= Beginning of Section =

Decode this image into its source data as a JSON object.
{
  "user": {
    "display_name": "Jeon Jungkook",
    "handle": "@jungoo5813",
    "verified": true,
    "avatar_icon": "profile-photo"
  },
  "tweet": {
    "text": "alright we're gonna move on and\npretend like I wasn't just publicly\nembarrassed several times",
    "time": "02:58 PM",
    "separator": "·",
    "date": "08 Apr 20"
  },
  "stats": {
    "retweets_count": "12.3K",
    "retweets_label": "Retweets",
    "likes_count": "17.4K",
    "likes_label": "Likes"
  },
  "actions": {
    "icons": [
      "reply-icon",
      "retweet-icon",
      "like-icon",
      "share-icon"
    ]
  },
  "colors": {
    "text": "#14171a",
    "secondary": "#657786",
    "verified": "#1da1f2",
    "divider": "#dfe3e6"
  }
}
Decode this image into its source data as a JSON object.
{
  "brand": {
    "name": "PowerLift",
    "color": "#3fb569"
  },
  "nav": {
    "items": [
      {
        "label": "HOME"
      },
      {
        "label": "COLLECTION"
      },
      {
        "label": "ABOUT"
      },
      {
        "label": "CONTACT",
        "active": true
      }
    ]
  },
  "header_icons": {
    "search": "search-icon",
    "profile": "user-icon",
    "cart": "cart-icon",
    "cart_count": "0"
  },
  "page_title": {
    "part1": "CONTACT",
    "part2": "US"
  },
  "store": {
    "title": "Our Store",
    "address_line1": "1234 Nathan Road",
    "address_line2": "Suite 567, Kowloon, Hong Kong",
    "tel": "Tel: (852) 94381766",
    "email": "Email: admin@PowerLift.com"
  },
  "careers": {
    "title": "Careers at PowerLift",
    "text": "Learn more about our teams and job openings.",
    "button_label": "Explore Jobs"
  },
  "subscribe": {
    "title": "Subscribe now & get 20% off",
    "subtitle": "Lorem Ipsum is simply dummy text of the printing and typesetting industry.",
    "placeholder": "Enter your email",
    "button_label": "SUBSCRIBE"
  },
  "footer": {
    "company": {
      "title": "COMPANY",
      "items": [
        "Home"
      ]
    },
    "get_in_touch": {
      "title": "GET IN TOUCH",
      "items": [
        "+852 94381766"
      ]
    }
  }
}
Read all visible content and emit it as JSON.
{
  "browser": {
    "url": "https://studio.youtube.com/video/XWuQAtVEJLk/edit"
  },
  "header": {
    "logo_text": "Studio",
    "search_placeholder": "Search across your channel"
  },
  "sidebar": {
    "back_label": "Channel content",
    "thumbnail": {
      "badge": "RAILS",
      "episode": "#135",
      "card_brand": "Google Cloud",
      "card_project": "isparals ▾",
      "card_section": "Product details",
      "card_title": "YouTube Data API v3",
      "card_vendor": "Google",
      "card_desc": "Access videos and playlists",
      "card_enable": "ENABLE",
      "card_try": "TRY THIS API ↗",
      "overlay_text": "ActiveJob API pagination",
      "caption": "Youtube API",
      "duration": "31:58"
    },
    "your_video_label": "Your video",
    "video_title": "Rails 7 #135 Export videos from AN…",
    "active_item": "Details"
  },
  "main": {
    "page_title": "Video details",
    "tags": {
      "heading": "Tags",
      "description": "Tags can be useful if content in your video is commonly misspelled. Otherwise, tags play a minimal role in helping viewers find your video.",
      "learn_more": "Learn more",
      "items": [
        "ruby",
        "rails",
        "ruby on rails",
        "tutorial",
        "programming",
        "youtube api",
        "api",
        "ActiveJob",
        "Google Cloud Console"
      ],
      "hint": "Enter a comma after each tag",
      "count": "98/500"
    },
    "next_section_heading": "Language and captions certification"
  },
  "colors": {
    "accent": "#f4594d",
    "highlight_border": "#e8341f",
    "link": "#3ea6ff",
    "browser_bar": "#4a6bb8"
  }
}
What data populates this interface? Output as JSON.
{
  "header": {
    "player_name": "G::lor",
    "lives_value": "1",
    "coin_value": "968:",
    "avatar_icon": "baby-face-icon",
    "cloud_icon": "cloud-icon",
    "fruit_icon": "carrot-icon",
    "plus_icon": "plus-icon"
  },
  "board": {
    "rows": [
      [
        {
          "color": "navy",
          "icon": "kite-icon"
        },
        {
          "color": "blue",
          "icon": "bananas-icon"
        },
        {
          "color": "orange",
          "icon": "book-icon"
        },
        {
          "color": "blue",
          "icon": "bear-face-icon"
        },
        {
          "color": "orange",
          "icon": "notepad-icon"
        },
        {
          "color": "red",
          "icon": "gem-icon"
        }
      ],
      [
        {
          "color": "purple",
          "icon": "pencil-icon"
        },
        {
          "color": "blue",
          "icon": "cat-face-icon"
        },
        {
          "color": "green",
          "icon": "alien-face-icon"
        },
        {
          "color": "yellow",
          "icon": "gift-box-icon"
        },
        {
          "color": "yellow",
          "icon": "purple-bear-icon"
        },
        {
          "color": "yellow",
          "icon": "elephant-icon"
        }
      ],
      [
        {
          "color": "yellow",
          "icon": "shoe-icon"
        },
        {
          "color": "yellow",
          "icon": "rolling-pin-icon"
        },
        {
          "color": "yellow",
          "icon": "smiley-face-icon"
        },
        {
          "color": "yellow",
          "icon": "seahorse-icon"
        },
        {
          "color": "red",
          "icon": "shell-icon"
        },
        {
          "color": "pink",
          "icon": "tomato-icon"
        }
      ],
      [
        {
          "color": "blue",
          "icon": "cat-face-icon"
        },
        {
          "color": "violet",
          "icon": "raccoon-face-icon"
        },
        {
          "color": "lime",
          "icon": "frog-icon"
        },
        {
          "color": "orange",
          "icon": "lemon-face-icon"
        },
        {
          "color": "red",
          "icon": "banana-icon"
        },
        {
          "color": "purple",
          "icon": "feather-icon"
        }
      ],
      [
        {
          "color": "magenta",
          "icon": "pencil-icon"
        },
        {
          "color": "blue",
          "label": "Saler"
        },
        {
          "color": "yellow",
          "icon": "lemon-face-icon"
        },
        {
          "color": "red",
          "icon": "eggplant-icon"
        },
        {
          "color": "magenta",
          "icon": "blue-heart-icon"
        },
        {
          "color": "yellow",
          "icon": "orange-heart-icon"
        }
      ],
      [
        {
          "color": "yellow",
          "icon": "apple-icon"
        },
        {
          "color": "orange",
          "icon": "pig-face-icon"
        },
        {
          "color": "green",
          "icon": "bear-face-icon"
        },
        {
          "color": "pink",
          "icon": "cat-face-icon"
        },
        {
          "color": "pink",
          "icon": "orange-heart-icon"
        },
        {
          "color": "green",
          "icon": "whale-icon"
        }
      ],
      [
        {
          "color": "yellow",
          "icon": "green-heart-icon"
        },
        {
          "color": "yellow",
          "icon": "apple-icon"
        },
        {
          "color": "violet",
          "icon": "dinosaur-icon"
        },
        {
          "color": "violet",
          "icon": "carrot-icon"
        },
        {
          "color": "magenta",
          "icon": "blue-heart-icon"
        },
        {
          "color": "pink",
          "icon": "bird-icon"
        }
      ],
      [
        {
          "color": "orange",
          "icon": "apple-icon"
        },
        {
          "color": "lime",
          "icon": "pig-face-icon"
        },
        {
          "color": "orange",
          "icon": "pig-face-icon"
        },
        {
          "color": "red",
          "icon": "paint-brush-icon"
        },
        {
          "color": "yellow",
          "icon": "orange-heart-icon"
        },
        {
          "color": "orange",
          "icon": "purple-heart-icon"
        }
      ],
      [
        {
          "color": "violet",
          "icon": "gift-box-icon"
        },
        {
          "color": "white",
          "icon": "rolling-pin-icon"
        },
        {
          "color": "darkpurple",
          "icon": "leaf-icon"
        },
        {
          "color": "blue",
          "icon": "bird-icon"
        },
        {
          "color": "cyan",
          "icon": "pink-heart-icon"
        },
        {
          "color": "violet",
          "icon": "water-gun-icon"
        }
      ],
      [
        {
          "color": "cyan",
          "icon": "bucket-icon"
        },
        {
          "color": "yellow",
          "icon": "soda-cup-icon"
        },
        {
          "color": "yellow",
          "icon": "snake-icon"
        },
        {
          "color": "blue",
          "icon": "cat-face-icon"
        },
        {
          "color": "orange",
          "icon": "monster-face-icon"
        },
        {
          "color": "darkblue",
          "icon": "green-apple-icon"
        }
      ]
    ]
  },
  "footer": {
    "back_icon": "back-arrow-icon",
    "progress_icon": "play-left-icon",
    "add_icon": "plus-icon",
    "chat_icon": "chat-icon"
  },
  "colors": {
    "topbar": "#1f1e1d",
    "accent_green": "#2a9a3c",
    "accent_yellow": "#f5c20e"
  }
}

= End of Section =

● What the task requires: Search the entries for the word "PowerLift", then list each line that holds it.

● Answer box:
    "name": "PowerLift",
    "email": "Email: admin@PowerLift.com"
    "title": "Careers at PowerLift",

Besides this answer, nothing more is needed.